It is a debate that has flooded America’s education system—to go digital or not to go digital. Many states, schools districts, and schools are actively pursuing the implementation of digital readers and tablets for its many benefits.

For one, tablets and readers such as the Amazon Kindle Fire HD, iPad, iPad mini, Barnes and Noble Nook HD, and the Google Nexus 7 are much lighter than traditional textbooks. These devices also peak students interest more so than paper and ink textbooks. This is not surprising—any kid today would choose to play with a digital device over a paper book. The fact that students enjoy using these devices paves way for a way of teaching, where students are more engaged and their interest is sustained.

In a recent article about the shift to using tablets and e-readers in the classroom, this notion of kids growing up as “digital natives” was discussed as one of the reasons for implementing these devices in schools. Some educators think that since kids are growing up with this technology, where it is common for kids to use apps before they can even tie their own shoes, why not give them the tools that they are already comfortable with for learning? As individual in the article pointed out, it would be interesting to make kids leave their devices at the entrance only to pick them up again at the end of the school day.

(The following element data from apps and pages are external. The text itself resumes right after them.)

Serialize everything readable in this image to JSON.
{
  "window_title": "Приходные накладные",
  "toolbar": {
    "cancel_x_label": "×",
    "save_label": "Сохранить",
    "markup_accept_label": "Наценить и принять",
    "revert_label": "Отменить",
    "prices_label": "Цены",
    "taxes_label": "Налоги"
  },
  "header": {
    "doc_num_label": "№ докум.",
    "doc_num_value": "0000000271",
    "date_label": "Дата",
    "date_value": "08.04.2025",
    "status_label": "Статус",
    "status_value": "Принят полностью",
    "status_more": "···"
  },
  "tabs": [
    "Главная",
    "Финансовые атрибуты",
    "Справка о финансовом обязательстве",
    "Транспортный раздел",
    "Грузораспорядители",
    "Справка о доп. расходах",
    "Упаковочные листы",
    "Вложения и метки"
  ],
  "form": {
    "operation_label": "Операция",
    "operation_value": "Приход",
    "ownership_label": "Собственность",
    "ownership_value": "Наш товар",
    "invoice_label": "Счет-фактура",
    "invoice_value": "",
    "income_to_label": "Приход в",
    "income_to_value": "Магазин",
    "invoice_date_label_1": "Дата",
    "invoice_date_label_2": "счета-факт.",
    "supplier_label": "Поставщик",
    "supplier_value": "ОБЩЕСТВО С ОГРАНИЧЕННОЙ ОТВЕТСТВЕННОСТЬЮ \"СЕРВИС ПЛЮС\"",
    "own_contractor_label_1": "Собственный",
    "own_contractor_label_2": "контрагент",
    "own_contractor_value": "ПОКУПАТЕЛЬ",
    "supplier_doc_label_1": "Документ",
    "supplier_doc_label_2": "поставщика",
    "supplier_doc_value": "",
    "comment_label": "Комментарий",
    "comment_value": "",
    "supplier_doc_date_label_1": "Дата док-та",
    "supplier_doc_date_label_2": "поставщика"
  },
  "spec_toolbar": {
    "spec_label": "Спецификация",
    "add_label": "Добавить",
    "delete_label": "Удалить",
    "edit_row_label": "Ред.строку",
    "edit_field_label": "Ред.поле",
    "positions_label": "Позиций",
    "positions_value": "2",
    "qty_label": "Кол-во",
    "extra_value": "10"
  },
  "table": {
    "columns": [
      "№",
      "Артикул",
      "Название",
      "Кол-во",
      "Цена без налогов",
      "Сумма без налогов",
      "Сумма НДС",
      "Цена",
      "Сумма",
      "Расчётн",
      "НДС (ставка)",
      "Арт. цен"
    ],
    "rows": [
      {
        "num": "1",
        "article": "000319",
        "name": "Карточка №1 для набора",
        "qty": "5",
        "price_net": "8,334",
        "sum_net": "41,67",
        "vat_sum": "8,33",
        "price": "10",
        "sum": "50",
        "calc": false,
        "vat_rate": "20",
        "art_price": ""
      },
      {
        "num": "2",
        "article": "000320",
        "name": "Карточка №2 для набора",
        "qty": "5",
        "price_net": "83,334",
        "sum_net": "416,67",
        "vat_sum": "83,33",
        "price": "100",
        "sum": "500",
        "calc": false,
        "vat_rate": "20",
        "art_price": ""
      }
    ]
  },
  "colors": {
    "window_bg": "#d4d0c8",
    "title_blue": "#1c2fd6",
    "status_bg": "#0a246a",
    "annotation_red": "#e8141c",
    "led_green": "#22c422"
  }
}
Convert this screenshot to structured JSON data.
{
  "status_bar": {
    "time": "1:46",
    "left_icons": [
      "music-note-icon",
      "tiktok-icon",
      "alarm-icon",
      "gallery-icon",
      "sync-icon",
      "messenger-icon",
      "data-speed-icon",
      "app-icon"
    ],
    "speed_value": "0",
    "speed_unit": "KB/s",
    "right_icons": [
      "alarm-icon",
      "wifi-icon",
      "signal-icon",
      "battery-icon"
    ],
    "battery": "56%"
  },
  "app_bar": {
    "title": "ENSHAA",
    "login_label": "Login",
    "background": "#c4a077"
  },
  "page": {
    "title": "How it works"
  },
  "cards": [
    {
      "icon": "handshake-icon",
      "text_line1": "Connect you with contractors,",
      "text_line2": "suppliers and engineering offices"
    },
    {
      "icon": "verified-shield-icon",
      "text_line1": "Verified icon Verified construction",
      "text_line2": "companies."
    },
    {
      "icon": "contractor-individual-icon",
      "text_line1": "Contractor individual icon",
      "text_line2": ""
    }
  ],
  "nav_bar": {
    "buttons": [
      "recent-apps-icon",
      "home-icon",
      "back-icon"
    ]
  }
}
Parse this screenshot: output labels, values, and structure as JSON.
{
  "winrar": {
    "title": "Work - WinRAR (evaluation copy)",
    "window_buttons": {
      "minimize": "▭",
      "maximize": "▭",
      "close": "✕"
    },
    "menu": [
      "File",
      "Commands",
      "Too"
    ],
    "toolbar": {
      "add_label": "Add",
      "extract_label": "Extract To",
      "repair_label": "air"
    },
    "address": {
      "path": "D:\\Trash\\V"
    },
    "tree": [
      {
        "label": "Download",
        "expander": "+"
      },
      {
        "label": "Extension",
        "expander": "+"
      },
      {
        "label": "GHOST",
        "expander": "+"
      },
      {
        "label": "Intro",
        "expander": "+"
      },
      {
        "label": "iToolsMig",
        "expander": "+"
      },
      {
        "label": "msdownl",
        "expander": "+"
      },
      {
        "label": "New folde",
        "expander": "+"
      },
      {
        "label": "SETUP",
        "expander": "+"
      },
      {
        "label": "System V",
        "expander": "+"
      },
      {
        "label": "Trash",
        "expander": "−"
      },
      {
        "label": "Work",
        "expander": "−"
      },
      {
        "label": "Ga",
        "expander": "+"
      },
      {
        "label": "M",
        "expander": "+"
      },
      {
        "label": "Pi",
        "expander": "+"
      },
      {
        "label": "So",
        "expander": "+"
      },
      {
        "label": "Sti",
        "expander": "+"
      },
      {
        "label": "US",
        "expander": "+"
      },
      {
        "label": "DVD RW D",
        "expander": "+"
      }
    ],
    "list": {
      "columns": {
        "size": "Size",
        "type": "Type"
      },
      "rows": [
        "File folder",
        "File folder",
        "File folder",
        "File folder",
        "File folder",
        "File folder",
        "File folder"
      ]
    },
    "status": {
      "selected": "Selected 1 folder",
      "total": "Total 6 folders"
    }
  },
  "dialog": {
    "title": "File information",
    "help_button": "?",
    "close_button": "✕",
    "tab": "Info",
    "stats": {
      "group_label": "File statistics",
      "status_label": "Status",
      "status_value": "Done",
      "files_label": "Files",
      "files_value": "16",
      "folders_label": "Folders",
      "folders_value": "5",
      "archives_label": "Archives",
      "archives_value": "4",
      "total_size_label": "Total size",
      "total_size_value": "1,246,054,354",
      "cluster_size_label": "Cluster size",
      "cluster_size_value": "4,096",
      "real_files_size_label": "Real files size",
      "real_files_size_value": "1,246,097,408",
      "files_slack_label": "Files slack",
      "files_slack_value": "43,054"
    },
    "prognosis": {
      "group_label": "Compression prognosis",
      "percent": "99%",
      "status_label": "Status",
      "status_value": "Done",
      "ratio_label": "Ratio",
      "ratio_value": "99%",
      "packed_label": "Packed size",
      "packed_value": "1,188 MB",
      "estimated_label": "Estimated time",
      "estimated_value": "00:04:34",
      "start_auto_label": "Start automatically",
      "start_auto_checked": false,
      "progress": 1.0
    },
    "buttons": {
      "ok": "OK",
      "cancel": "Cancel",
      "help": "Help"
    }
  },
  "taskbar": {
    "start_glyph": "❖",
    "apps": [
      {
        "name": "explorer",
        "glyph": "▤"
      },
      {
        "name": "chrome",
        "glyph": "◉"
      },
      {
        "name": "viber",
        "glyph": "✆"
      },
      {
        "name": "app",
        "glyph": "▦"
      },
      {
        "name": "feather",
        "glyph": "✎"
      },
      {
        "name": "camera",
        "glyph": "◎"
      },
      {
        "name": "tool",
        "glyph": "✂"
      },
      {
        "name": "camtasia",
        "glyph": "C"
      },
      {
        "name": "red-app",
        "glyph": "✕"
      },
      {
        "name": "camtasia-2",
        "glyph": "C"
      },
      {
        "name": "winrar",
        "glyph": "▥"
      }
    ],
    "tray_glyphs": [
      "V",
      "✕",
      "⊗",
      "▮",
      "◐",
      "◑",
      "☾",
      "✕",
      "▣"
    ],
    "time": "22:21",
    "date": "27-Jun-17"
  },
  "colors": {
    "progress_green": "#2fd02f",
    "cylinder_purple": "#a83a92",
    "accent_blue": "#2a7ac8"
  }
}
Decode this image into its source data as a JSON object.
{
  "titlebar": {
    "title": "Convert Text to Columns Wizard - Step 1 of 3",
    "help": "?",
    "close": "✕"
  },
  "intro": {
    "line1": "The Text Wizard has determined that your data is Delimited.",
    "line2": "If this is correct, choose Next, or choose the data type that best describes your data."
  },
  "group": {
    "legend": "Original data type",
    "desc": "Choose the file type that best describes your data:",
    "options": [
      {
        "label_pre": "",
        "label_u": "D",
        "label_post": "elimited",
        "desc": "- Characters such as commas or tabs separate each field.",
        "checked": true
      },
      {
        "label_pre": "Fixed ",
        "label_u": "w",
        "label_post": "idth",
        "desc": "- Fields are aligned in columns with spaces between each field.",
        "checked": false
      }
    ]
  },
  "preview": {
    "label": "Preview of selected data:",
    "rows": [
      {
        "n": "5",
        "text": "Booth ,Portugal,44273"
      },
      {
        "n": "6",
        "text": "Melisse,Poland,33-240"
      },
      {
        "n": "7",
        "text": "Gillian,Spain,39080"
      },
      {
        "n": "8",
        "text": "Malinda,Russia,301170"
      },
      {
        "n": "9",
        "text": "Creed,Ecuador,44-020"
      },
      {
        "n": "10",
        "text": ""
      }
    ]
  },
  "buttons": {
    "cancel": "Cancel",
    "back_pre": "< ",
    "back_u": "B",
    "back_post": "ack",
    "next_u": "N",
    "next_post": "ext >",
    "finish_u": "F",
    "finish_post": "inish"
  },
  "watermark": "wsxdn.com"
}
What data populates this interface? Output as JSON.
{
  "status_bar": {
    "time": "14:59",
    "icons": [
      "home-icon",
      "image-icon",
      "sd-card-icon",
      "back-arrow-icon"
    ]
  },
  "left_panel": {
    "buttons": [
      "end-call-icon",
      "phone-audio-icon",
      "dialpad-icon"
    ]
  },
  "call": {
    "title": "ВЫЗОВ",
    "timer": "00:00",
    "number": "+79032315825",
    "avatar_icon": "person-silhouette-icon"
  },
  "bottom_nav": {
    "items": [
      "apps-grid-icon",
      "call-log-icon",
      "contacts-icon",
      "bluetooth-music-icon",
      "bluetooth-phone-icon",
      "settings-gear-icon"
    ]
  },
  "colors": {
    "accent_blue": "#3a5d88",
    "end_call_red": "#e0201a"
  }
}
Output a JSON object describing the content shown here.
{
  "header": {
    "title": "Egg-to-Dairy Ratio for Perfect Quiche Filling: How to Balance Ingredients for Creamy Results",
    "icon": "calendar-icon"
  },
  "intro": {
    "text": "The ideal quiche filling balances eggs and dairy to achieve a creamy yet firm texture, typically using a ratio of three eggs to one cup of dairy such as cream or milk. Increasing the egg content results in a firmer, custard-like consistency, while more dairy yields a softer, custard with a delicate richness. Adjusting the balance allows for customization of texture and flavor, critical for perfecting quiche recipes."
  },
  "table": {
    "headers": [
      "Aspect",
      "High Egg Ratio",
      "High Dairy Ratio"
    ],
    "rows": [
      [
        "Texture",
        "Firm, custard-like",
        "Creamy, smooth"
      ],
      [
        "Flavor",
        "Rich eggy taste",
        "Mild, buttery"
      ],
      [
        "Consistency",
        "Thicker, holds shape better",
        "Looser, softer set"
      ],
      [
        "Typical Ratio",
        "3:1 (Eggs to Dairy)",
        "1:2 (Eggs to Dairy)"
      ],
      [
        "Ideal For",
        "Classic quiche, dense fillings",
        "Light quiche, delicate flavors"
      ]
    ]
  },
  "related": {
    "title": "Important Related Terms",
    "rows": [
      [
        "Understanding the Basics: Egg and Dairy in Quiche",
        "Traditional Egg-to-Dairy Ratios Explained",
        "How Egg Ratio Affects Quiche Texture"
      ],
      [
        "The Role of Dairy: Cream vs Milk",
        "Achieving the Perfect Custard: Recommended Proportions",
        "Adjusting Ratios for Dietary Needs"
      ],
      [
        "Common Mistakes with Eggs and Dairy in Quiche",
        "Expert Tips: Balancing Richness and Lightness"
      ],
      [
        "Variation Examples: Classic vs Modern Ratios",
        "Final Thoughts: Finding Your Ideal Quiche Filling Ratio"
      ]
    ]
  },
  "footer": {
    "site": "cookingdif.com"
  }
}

Schools are going digital with devices like the iPad Mini
Image: Steve Kovach / Business Insider

What educators find great about digital textbooks and digital content is that it can be updated to correspond to the most recent events and research. For instance, the article talked about how high school students were able to implement Hurricane Sandy into their science lessons by tracking the storm and comparing barometric pressure and wind speed. Students were able to do this just within a few weeks of the event.

Schools are on board with the lower costs of these digital textbooks ($38-55 per student) compared to paper textbooks ($70 per student), but one issue that arises is whether these devices should be issued to students through the school or should become personal items. What do you think?